Millions of American students are now exposed to anti-racist curricula that encourages skepticism and cynicism, if not outright enmity toward our country and its founders. They are taught to interpret all events in our nation’s history through the lens of racism, sexism, bigotry, and the manifold “phobias” (e.g. xenophobia, transphobia) supposedly endemic in American culture. Children are told the history of the United States is one defined not by generations of men and women who sacrificed and suffered for the sake of a more perfect union, but by evil white men who sought to perpetuate white supremacy for their personal aggrandizement.
A Generation Taught to Despise Authority
In other words, an entire generation of American youth is actively being inculcated not in civic virtue, but radical activism, if not outright Marxism. They have been encouraged to not only question authority, but despise it. Who can be trusted? Certainly not George Washington or Honest Abe, who, students are told, were racist bigots responsible for terrible evils against black and indigenous people. And if the men who built this country and its great institutions are worthy not of emulation but censure, then why should students bother respecting the teachers or principals who represent this supposedly systemically racist regime?

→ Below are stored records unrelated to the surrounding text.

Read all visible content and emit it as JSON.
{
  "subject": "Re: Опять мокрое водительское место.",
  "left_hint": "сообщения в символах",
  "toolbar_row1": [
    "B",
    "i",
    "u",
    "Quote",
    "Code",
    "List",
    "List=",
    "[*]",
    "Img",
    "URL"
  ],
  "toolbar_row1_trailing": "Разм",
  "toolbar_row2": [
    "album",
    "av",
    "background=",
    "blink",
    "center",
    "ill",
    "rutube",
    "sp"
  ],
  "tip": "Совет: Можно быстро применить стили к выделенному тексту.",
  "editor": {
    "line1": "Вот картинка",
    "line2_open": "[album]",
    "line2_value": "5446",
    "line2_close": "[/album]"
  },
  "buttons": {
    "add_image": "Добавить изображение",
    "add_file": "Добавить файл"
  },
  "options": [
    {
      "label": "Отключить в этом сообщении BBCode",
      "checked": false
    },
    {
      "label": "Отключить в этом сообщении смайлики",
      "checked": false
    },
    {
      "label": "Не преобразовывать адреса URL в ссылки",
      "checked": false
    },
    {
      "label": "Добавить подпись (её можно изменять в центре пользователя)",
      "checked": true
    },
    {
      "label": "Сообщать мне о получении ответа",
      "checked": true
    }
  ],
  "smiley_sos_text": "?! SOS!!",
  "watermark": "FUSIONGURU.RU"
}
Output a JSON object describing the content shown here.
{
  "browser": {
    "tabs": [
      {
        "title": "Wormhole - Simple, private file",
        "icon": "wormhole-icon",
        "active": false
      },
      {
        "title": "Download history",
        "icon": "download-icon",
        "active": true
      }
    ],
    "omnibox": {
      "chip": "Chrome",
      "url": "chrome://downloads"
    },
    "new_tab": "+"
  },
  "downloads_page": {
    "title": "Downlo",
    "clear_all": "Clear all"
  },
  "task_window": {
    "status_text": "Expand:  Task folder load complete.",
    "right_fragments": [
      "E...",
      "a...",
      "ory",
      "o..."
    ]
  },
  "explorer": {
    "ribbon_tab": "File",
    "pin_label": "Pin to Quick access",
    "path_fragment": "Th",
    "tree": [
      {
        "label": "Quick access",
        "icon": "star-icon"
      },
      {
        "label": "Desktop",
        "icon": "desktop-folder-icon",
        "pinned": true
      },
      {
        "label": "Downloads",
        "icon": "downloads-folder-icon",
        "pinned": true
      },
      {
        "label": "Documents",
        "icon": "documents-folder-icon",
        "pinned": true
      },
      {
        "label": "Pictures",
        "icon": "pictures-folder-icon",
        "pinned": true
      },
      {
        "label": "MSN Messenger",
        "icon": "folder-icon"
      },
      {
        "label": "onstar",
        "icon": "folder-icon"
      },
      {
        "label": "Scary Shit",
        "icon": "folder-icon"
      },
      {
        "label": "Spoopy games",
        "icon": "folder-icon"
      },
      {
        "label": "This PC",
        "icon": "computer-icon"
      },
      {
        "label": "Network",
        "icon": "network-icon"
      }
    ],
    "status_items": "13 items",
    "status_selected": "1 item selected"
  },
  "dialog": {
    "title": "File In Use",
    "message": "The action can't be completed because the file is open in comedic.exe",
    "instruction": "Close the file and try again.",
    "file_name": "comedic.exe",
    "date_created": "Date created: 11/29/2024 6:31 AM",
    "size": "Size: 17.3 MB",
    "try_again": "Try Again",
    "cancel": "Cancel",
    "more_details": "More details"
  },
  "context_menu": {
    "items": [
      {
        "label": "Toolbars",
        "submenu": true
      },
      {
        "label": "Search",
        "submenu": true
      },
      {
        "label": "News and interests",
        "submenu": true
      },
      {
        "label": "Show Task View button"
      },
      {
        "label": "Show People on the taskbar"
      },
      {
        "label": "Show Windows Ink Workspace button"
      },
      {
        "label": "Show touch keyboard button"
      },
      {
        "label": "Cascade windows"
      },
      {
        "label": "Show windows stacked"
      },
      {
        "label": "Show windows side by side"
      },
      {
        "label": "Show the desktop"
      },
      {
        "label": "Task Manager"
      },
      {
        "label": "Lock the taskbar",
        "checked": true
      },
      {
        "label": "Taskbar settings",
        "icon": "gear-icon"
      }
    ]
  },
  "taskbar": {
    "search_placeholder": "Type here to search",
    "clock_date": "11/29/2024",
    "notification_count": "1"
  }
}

It should come as no surprise then that we are witnessing an increase in social degeneracy and a decrease in intellectual acumen among American youth. A teacher at my local public elementary school not long after the end of this recent school year related how misbehaving students, rather than being punished, are now given time to “cool down” by going to play outside or in the gym. Teachers, he added, are terrified to discipline minority children and risk accusations of racism from the kids and their parents. He too has decided to retire.
Of course, the left for many years has pursued education policies that discouraged discipline and promoted an activist, anti-authority mindset, as Max Eden’s research has well shown. But lockdowns and the political fervor that followed George Floyd’s May 2020 death dramatically accelerated this process, as The Federalist reported, not only for the United States, but globally. Moreover, it was liberal politicians with the support of many educators and school administrators who suppressed resistance to lockdowns, and aggressively tried to assert primacy over parents when it came to the needs of children.
Let there be no doubt: It is the corrosive effects of lockdowns and the anti-racism education regime that best explain a generation of American students who oscillate between laziness and violent activism. Kids lost out on more than a year, and sometimes multiple years, of essential socialization and time in the classroom. When they were “educated,” they were exhorted to challenge authority and spit on the political, cultural, and economic inheritance bequeathed to them by their forebears. Moreover, the more students witnessed school authorities abdicate their responsibility, the more their activist, anti-authority mentality was reinforced.
There should be little surprise then if they become the most intellectually and emotionally impoverished generation in our country’s history. The consequences of this will be felt for decades. Those responsible for these disastrous decisions need to be held accountable. Elections this year offer us one way to do exactly that.